··· INPUT MATERIAL
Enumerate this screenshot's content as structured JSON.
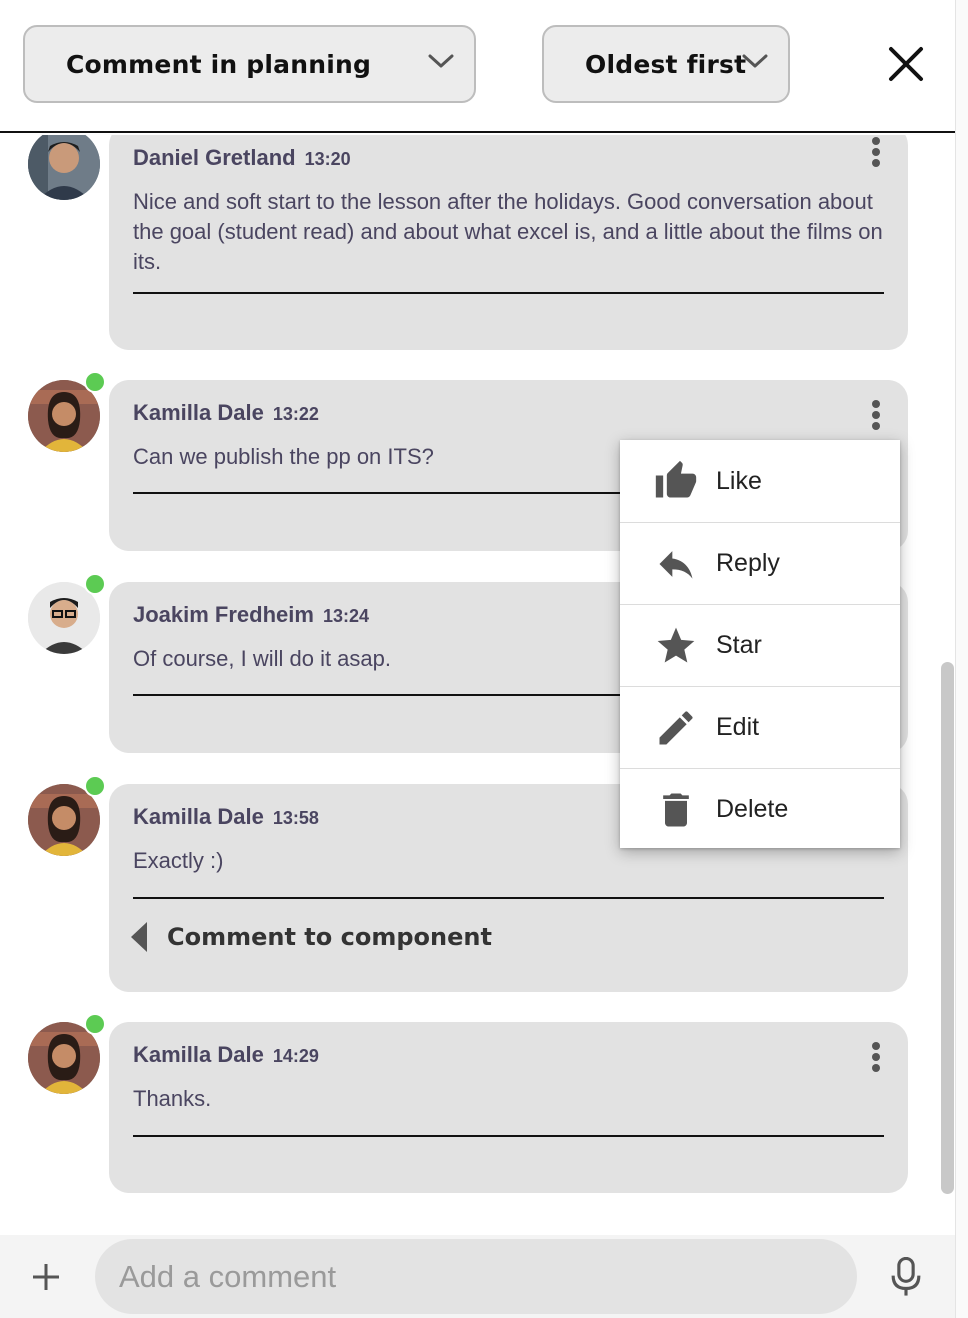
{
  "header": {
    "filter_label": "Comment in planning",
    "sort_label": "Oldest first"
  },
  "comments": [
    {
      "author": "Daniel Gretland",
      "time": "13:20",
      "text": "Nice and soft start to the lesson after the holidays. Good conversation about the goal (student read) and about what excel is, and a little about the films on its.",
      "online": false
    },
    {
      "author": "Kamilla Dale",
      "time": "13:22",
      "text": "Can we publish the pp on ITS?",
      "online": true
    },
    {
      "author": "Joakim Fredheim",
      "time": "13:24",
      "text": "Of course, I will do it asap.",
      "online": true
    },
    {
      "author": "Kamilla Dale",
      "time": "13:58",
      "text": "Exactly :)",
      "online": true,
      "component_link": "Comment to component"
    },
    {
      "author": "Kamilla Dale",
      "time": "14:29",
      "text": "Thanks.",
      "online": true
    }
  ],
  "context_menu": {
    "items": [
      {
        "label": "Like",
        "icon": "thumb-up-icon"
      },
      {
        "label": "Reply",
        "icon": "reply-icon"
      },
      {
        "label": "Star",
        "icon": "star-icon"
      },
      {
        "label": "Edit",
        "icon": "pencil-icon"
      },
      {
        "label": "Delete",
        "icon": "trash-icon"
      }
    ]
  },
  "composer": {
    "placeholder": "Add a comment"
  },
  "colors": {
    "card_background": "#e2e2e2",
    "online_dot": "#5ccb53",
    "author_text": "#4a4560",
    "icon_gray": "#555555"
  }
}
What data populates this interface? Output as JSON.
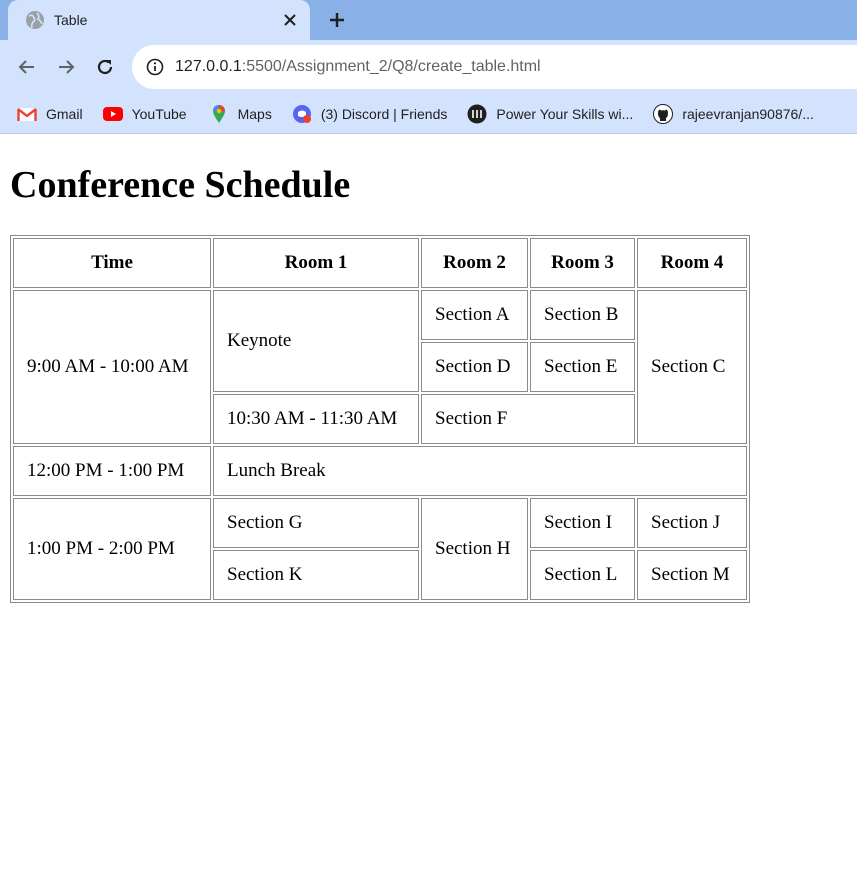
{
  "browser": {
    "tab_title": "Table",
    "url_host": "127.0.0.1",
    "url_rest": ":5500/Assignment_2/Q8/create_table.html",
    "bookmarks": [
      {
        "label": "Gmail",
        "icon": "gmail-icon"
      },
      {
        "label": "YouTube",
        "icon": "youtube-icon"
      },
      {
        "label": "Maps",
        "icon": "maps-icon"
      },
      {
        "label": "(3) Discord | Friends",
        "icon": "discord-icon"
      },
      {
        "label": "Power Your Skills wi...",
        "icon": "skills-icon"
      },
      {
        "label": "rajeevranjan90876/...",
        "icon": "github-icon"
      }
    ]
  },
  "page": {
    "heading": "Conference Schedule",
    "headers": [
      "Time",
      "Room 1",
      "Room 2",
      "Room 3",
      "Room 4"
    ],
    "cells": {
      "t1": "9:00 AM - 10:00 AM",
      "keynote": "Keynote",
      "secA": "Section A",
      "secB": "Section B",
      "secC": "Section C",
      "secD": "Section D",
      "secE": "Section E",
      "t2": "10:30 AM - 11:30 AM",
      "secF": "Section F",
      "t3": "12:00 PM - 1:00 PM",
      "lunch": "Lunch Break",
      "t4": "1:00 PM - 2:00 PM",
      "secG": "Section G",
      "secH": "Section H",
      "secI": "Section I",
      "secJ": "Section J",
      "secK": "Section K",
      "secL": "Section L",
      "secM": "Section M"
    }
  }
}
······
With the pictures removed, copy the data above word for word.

SOLUTION TO THIS EXERCISE:
Enumerate this screenshot's content as structured JSON.
{
  "header": {
    "filter_label": "Comment in planning",
    "sort_label": "Oldest first"
  },
  "comments": [
    {
      "author": "Daniel Gretland",
      "time": "13:20",
      "text": "Nice and soft start to the lesson after the holidays. Good conversation about the goal (student read) and about what excel is, and a little about the films on its.",
      "online": false
    },
    {
      "author": "Kamilla Dale",
      "time": "13:22",
      "text": "Can we publish the pp on ITS?",
      "online": true
    },
    {
      "author": "Joakim Fredheim",
      "time": "13:24",
      "text": "Of course, I will do it asap.",
      "online": true
    },
    {
      "author": "Kamilla Dale",
      "time": "13:58",
      "text": "Exactly :)",
      "online": true,
      "component_link": "Comment to component"
    },
    {
      "author": "Kamilla Dale",
      "time": "14:29",
      "text": "Thanks.",
      "online": true
    }
  ],
  "context_menu": {
    "items": [
      {
        "label": "Like",
        "icon": "thumb-up-icon"
      },
      {
        "label": "Reply",
        "icon": "reply-icon"
      },
      {
        "label": "Star",
        "icon": "star-icon"
      },
      {
        "label": "Edit",
        "icon": "pencil-icon"
      },
      {
        "label": "Delete",
        "icon": "trash-icon"
      }
    ]
  },
  "composer": {
    "placeholder": "Add a comment"
  },
  "colors": {
    "card_background": "#e2e2e2",
    "online_dot": "#5ccb53",
    "author_text": "#4a4560",
    "icon_gray": "#555555"
  }
}
What data populates this interface? Output as JSON.
{
  "browser": {
    "tab_title": "Table",
    "url_host": "127.0.0.1",
    "url_rest": ":5500/Assignment_2/Q8/create_table.html",
    "bookmarks": [
      {
        "label": "Gmail",
        "icon": "gmail-icon"
      },
      {
        "label": "YouTube",
        "icon": "youtube-icon"
      },
      {
        "label": "Maps",
        "icon": "maps-icon"
      },
      {
        "label": "(3) Discord | Friends",
        "icon": "discord-icon"
      },
      {
        "label": "Power Your Skills wi...",
        "icon": "skills-icon"
      },
      {
        "label": "rajeevranjan90876/...",
        "icon": "github-icon"
      }
    ]
  },
  "page": {
    "heading": "Conference Schedule",
    "headers": [
      "Time",
      "Room 1",
      "Room 2",
      "Room 3",
      "Room 4"
    ],
    "cells": {
      "t1": "9:00 AM - 10:00 AM",
      "keynote": "Keynote",
      "secA": "Section A",
      "secB": "Section B",
      "secC": "Section C",
      "secD": "Section D",
      "secE": "Section E",
      "t2": "10:30 AM - 11:30 AM",
      "secF": "Section F",
      "t3": "12:00 PM - 1:00 PM",
      "lunch": "Lunch Break",
      "t4": "1:00 PM - 2:00 PM",
      "secG": "Section G",
      "secH": "Section H",
      "secI": "Section I",
      "secJ": "Section J",
      "secK": "Section K",
      "secL": "Section L",
      "secM": "Section M"
    }
  }
}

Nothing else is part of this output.